Using DVC and Nix for asset version control

Git is the version control tool of choice for most people. One area it unforunately lacks in is storage of very large files, especially binary files. Git-LFS, the official solution to this problem, is sub-par and according to many anecdotes, not worth the trouble.

DVC is a good candidate for an alternative. Originating from the machine learning community, it has some odd quirks (content-addressing files via insecure MD5 hashes, analytics spyware), but nothing a couple patches can’t fix. Patching DVC to use SHA256 instead of MD5 and JSON for its .dvc files instead of YAML creates a workable tool for dealing with large files.

DVC uploads files to a configurable remote, such as an S3 bucket and leaves a .dvc file in the Git repo, containing the SHA256 hash of the file. The file is named by its hash on the remote, so knowing the hash as well as a base URL is enough to download it. DVC asset files can be fetched with Nix by simply reading the .dvc file as JSON and reconstructing the URL from the hash.

{ fetchurl }:

{ cdnURL ? "", index }:

  dvc = builtins.fromJSON (builtins.readFile index);

  inherit (builtins.head dvc.outs) sha256 path;

  hashPrefix = builtins.substring 0 2 sha256;
  hashSuffix = builtins.substring 2 (-1) sha256;

fetchurl {
  name = path;
  url = "${cdnURL}/${hashPrefix}/${hashSuffix}";
  inherit sha256;
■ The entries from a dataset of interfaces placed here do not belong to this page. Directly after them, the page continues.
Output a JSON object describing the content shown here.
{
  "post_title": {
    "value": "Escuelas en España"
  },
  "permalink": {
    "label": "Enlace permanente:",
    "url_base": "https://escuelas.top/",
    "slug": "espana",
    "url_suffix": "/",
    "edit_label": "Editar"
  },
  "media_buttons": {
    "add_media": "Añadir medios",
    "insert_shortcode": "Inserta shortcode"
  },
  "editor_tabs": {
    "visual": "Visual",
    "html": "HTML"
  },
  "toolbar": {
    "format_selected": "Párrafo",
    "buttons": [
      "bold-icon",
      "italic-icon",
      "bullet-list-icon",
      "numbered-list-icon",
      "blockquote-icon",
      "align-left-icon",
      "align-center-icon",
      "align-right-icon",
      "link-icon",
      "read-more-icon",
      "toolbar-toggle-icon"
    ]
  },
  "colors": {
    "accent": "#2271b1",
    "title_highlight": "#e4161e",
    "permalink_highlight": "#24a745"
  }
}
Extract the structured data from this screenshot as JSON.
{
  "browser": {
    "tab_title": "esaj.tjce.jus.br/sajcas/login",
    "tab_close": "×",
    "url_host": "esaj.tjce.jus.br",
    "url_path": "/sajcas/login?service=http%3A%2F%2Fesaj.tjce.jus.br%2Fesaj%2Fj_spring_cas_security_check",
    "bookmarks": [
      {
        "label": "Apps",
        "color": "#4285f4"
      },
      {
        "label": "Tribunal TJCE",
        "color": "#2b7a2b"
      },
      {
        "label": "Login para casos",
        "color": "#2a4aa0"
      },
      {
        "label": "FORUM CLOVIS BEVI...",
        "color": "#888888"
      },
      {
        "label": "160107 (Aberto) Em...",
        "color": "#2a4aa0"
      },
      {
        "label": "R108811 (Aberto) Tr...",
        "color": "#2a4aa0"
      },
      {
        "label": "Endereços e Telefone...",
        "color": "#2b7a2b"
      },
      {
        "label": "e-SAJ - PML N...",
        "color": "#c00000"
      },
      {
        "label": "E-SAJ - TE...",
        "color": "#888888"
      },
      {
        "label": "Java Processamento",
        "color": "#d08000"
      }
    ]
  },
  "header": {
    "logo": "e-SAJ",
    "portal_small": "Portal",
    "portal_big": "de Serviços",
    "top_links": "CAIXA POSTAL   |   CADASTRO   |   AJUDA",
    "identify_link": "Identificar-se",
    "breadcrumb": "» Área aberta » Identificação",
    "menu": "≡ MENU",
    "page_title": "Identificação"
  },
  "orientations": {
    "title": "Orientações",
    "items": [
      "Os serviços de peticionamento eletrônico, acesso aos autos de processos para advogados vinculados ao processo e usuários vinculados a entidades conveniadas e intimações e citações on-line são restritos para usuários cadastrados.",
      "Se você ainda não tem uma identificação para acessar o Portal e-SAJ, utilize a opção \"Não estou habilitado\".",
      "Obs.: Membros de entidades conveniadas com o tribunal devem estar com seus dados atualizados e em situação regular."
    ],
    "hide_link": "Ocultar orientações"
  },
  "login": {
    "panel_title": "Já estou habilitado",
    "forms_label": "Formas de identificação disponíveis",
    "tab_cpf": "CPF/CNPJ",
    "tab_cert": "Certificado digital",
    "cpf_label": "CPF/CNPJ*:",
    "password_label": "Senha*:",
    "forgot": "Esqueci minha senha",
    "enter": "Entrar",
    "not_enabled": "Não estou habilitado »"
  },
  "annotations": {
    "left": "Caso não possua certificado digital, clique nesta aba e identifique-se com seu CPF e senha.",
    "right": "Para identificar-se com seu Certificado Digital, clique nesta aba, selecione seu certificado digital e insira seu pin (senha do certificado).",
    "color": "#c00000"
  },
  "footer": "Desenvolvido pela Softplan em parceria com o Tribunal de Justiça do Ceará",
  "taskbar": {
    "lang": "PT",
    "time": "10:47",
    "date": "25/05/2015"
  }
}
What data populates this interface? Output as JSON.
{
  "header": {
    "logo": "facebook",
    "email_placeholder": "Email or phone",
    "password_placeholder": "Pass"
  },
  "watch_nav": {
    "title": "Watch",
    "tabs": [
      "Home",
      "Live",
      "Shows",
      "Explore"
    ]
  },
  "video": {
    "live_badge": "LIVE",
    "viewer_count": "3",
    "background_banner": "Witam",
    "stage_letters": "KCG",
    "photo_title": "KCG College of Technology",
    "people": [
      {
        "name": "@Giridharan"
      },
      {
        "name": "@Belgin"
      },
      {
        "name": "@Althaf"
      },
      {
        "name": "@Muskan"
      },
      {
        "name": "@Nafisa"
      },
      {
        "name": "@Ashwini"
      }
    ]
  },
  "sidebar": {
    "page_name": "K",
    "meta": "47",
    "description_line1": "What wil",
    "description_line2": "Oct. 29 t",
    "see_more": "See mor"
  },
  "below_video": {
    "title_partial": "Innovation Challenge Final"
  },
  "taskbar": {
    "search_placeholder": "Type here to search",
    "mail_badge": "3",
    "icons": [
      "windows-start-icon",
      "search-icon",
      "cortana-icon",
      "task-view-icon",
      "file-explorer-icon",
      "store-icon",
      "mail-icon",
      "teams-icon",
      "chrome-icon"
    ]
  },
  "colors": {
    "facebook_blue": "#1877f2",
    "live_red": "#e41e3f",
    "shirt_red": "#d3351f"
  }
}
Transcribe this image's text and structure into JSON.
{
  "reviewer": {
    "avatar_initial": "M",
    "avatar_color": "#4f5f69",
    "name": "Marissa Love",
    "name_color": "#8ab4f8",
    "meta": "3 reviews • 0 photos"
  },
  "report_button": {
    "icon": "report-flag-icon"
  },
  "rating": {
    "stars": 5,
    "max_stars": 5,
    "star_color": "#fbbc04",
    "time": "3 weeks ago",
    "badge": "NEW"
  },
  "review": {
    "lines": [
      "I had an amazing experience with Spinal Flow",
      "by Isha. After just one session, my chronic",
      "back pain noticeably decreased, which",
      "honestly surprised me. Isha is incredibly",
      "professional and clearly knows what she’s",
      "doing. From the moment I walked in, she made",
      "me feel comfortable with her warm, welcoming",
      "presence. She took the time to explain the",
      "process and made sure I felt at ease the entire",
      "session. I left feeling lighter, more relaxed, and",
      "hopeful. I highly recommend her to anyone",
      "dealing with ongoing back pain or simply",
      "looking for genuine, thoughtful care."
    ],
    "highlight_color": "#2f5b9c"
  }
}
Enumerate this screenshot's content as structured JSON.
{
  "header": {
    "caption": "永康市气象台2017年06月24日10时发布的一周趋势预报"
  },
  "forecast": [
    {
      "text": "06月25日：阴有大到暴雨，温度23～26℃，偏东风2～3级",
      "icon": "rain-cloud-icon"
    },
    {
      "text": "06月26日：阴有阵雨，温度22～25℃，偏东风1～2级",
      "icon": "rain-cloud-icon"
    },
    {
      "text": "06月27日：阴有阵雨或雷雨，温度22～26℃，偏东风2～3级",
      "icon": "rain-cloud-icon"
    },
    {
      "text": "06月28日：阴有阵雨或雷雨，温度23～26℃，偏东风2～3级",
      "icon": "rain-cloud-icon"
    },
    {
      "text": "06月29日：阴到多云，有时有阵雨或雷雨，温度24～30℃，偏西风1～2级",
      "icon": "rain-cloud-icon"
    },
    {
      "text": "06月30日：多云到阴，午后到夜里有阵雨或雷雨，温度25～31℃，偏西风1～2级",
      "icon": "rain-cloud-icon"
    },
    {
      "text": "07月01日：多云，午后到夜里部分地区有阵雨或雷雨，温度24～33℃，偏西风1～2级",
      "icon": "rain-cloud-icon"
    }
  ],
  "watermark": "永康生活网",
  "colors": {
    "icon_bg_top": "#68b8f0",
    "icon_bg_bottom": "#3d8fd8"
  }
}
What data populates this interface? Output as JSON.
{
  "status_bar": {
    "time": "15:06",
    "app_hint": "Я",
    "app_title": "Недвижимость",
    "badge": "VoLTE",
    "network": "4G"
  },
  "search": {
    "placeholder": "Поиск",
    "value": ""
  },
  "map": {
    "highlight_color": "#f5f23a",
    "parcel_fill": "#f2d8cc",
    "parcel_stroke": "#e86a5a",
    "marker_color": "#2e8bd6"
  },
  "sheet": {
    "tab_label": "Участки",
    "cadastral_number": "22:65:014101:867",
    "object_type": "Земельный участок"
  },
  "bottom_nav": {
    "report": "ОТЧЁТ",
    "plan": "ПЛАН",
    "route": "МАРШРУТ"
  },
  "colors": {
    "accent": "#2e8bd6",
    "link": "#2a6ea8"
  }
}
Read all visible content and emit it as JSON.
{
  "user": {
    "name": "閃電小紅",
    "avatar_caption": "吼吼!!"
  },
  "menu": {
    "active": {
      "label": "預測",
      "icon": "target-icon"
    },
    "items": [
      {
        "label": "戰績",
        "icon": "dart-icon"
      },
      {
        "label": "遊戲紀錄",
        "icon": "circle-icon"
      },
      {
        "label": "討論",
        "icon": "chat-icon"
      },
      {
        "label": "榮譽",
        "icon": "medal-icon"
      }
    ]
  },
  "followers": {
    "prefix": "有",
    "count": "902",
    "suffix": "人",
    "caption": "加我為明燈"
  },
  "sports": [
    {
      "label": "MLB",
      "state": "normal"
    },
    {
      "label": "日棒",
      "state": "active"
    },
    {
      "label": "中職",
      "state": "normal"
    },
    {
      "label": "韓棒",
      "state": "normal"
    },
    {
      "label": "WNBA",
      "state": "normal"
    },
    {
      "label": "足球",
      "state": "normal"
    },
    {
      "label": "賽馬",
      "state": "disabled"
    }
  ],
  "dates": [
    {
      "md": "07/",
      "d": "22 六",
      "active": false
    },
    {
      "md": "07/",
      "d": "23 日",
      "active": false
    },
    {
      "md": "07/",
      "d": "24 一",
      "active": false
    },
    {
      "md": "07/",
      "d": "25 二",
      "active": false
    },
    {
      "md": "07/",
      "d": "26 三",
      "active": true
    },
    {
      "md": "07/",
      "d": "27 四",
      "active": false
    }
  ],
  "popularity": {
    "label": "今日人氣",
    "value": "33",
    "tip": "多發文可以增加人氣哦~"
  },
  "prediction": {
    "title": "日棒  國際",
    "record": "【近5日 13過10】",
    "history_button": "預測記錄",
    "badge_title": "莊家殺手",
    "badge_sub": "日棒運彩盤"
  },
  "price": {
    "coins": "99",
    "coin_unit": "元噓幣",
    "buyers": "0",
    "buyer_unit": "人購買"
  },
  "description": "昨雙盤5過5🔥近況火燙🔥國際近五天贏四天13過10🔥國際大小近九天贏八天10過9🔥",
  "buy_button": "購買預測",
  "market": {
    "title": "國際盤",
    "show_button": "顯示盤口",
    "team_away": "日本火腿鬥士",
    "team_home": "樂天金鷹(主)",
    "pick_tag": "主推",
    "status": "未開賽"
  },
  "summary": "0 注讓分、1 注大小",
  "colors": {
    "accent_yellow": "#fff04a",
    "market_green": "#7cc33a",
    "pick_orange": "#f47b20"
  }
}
This idea can be expanded to automatically replacing all the files endng with .dvc in a source tree with the assets as downloaded by fetchurl. As such, a source directory with DVC-managed files in it can be passed into a Nix build using something as simple as src = hydrateAssetDirectory ./.;.